– It is campus policy that a full-time undergraduate student should complete 36 units of coursework over any three consecutive quarters. (A course is considered completed if you earned a “P” or letter grade other than “F”, but the Department of Mathematics has its own rule on grades for required coursework. See above.)

– Definitely, after getting past MATH 20C, you should be able to handle more than one course per quarter in your major. However, do not overload yourself with more work than you can manage. Some courses will demand much more/less of your time than others. If you want an idea of how much of your time a course may require, talk to faculty members who teach the course. (You could also ask tutors in the Academic Achievement Hub or OASIS Workshops about their experiences.)

– MATH 20F was renumbered to MATH 18 (without change to course content) effective 2016 Fall Quarter. If you already completed MATH 20F (or its equivalent elsewhere) with a grade of “C-” or better, you do not need to take MATH 18, nor can you take it and receive credit.

– When your curriculum gives you a choice of courses (example: MATH 140A-B or 142A-B), read the General Catalog descriptions of these courses. Then make your selection based on your plans for after undergraduate studies. Comparisons of these and other courses can be found here: Upper Division Math Courses.

– Not every mathematics course is taught every year.

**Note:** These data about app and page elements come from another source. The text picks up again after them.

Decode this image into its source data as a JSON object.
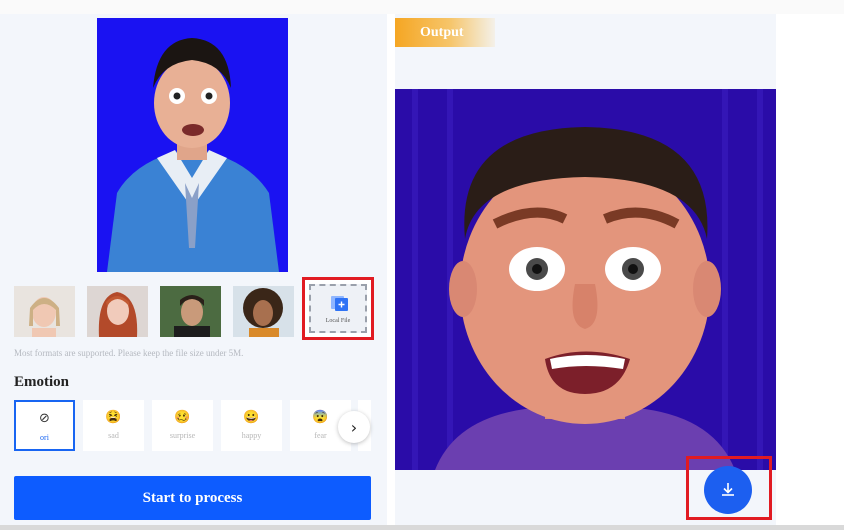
{
  "upload": {
    "local_file_label": "Local File",
    "hint": "Most formats are supported. Please keep the file size under 5M."
  },
  "emotion": {
    "title": "Emotion",
    "items": [
      {
        "label": "ori",
        "icon": "⊘",
        "selected": true
      },
      {
        "label": "sad",
        "icon": "😫"
      },
      {
        "label": "surprise",
        "icon": "🥴"
      },
      {
        "label": "happy",
        "icon": "😀"
      },
      {
        "label": "fear",
        "icon": "😨"
      }
    ]
  },
  "start_label": "Start to process",
  "output": {
    "tag": "Output"
  },
  "colors": {
    "accent": "#0d5cff",
    "highlight_box": "#e11b22",
    "output_tag": "#f5a623"
  }
}
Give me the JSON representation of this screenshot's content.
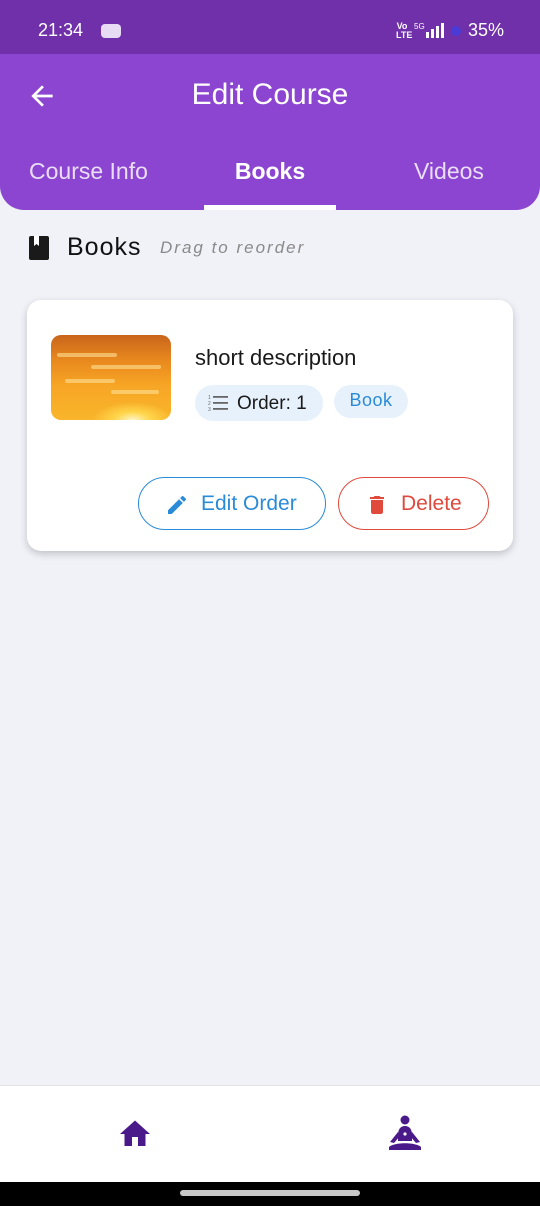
{
  "status_bar": {
    "time": "21:34",
    "network_label": "Vo LTE",
    "battery": "35%"
  },
  "header": {
    "title": "Edit Course",
    "back_icon": "arrow-left-icon"
  },
  "tabs": [
    {
      "label": "Course Info",
      "selected": false
    },
    {
      "label": "Books",
      "selected": true
    },
    {
      "label": "Videos",
      "selected": false
    }
  ],
  "section": {
    "icon": "book-icon",
    "title": "Books",
    "hint": "Drag to reorder"
  },
  "books": [
    {
      "description": "short description",
      "order_label": "Order: 1",
      "type_badge": "Book",
      "edit_button_label": "Edit Order",
      "delete_button_label": "Delete"
    }
  ],
  "bottom_nav": {
    "items": [
      {
        "icon": "home-icon"
      },
      {
        "icon": "meditation-icon"
      }
    ]
  },
  "colors": {
    "header_purple": "#8c45d0",
    "status_bar_purple": "#6f30a9",
    "accent_blue": "#2a8bd8",
    "danger_red": "#e04a3d",
    "nav_icon_purple": "#4b1a8a"
  }
}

Past offerings can be viewed in the UC San Diego schedule of classes and at the Planned Course Offerings page. Again, be mindful that the past does not guarantee the future.